**YOUR OBJECTIVE:** Copy, from the data below, each line that has the word "list".

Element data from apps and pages
···
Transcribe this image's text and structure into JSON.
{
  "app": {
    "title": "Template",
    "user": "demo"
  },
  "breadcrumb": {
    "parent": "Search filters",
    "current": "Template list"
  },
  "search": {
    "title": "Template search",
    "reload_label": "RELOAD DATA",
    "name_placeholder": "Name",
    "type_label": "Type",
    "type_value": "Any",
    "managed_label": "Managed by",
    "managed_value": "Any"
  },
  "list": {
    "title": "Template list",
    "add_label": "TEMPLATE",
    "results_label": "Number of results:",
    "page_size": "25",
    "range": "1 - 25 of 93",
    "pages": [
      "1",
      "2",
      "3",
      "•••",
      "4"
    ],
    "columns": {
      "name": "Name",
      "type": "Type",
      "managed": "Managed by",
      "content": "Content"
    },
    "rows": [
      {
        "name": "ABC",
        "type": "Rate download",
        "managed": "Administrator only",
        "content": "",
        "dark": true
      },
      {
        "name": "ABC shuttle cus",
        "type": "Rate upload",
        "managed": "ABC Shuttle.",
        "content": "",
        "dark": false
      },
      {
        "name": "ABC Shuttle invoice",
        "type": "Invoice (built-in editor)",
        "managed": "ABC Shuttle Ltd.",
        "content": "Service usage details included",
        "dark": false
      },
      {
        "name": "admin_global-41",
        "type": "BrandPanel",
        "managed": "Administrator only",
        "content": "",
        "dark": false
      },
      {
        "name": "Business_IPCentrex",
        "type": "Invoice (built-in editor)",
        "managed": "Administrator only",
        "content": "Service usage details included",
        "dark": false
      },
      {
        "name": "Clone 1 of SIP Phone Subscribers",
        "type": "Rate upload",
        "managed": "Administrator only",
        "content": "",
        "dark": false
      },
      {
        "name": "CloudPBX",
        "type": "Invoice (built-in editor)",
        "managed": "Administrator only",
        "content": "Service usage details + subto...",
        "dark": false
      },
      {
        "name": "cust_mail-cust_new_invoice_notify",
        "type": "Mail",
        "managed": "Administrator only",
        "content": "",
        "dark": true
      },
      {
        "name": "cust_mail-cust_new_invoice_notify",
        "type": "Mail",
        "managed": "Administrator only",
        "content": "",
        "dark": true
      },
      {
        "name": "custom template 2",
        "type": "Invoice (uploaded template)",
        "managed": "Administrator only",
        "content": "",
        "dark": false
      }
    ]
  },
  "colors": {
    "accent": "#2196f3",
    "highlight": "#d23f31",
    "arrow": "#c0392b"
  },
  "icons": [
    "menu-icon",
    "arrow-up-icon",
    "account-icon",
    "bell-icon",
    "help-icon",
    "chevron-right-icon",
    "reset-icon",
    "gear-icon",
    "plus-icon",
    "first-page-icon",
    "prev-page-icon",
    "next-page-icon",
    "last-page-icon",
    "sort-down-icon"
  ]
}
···
**THE COMPLETED TASK:**
    "current": "Template list"
  "list": {
    "title": "Template list",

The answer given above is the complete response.